- [The task]: All lines holding the word "sleepAfter" should be located in the records and copied.

______________________________

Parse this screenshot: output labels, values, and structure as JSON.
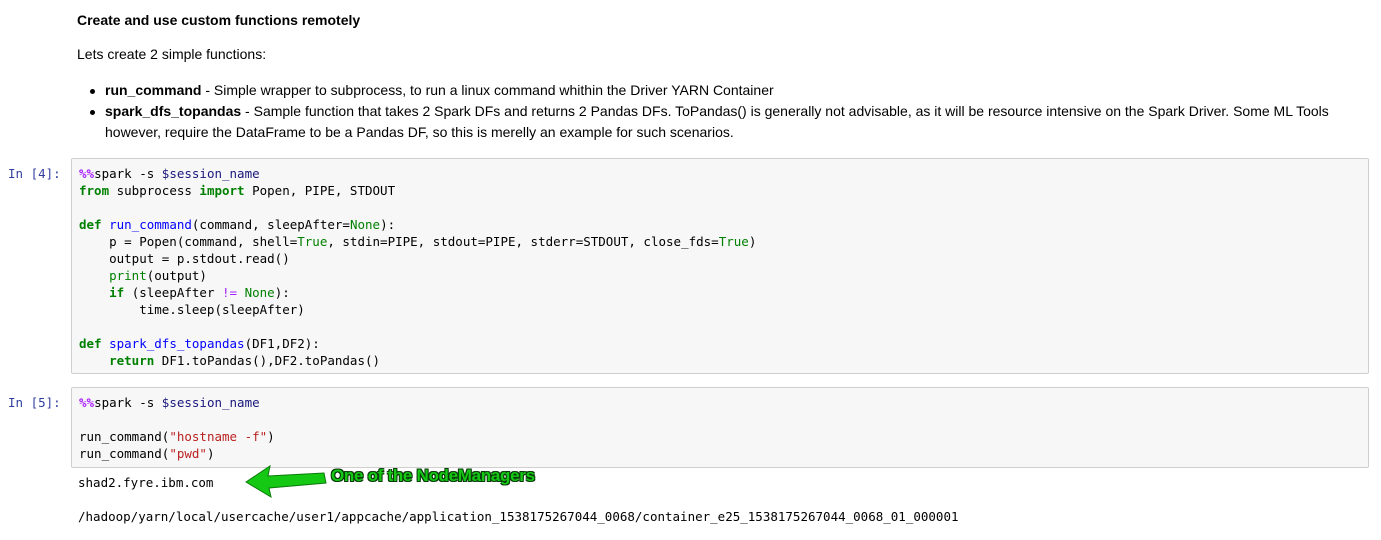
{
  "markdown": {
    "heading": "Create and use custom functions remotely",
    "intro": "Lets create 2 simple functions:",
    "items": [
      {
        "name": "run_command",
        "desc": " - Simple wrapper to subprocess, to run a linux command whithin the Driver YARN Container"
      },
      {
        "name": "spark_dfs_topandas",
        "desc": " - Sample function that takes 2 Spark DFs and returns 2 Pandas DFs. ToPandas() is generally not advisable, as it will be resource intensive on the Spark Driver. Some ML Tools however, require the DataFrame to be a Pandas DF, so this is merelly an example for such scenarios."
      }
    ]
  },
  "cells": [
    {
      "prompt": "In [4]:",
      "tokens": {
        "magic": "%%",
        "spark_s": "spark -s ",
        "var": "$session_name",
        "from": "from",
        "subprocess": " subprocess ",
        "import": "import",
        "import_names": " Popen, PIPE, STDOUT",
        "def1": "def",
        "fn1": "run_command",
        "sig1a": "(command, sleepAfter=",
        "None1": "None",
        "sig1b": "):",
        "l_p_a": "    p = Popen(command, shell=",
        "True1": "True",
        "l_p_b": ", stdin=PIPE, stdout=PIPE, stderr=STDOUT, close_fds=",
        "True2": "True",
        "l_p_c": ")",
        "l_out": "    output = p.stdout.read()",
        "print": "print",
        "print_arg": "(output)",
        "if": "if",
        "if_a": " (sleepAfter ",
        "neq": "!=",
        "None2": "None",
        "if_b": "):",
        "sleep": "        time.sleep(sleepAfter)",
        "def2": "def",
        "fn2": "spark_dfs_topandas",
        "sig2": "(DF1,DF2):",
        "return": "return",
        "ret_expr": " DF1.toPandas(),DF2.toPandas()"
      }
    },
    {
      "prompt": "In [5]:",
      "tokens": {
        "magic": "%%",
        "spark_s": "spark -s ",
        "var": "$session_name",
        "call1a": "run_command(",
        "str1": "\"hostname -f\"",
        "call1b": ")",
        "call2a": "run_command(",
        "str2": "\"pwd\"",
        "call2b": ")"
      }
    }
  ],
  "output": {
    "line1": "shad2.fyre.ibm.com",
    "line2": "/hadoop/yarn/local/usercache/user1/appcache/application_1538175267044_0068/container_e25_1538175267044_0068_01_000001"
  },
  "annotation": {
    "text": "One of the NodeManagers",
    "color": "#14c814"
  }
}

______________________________

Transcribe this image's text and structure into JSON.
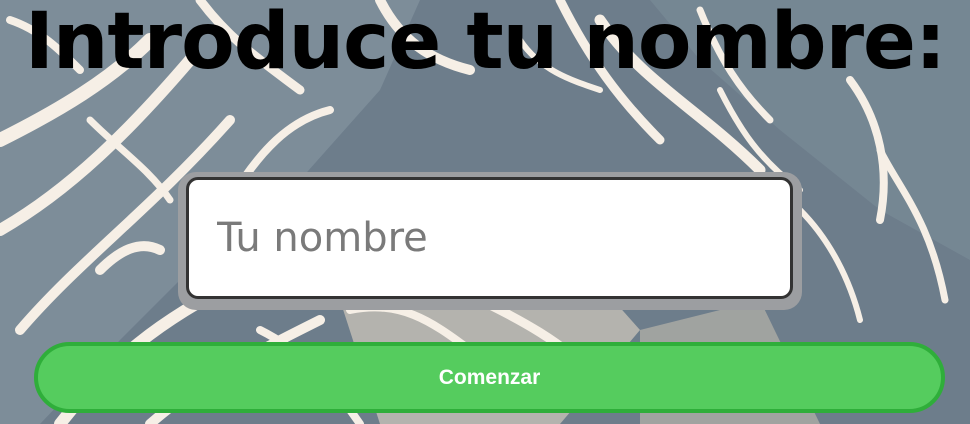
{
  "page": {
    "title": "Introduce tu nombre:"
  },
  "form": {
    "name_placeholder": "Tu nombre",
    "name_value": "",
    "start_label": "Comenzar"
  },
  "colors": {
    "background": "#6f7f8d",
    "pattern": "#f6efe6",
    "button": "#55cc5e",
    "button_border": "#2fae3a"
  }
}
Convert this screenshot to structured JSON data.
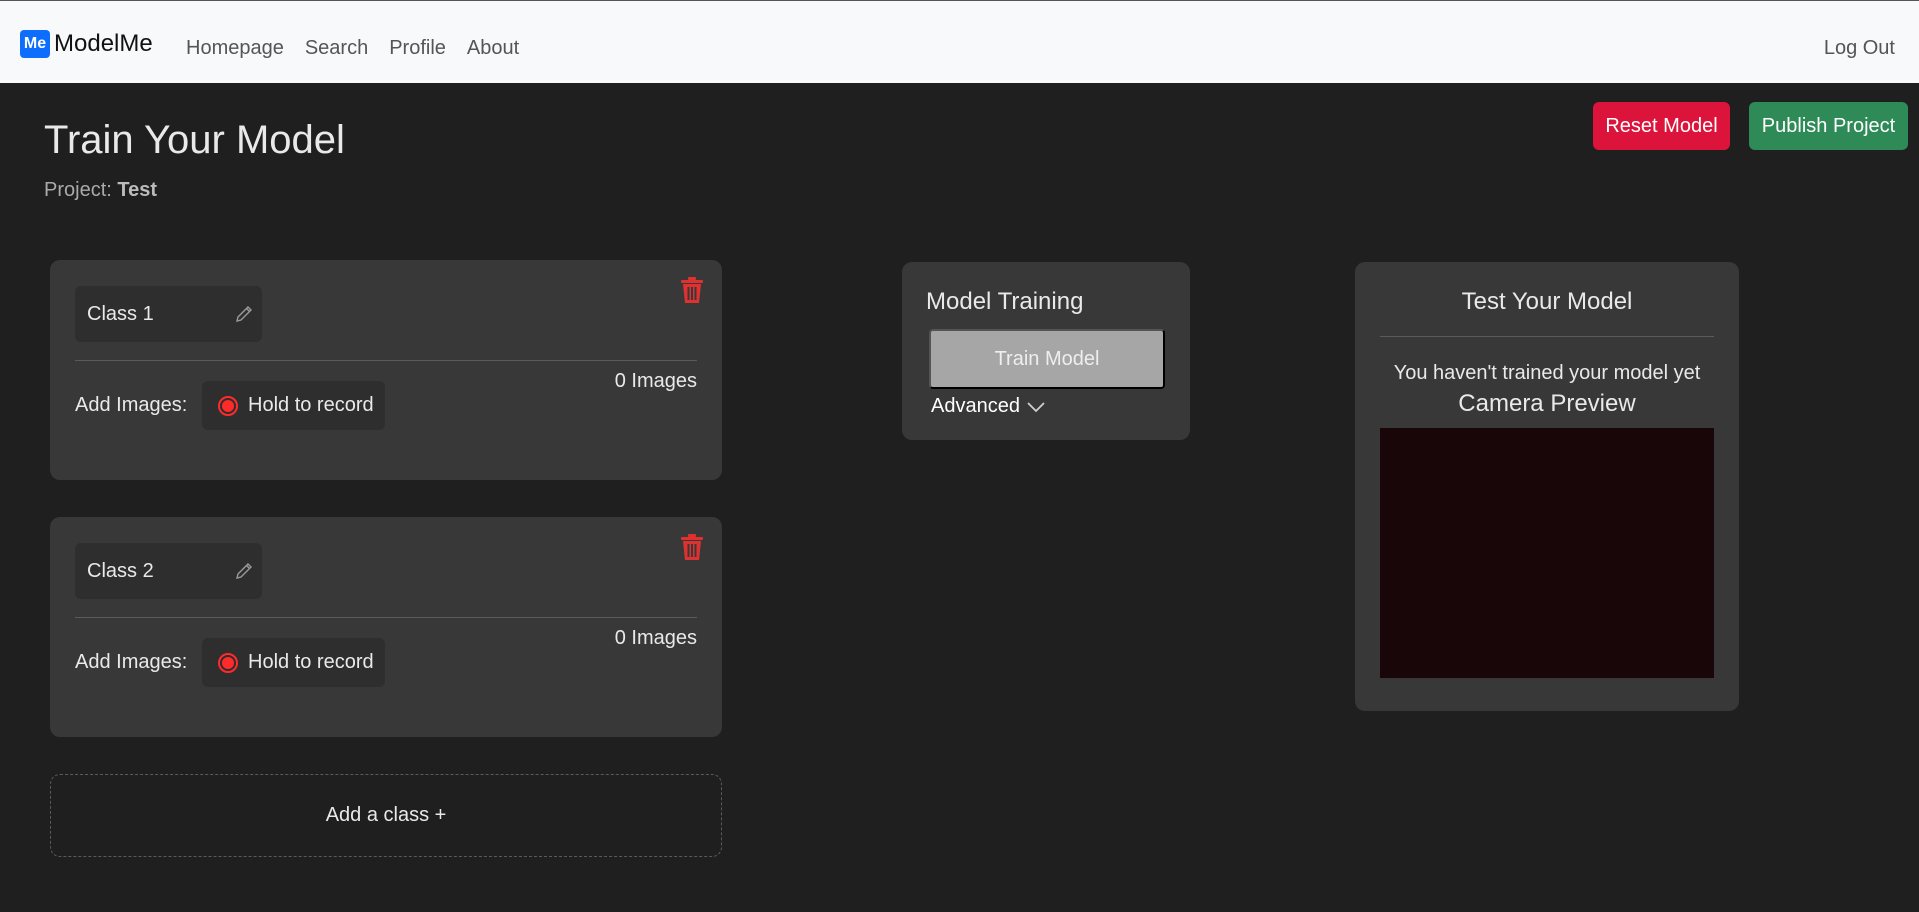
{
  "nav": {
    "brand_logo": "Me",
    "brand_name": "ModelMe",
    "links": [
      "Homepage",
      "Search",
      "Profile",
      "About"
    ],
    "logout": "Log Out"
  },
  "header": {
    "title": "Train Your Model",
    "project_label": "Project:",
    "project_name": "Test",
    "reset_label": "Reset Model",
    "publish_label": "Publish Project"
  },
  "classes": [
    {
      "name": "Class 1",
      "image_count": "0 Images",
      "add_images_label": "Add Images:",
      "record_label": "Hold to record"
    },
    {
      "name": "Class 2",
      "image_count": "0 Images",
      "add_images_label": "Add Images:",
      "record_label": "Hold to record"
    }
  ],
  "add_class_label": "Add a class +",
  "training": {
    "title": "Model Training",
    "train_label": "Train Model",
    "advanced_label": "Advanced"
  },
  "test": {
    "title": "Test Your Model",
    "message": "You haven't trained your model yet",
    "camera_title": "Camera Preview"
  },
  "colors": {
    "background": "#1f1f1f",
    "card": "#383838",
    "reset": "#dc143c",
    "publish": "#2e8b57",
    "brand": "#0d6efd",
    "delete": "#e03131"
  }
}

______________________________

- [Task solution]:
        "sig1a": "(command, sleepAfter=",
        "if_a": " (sleepAfter ",
        "sleep": "        time.sleep(sleepAfter)",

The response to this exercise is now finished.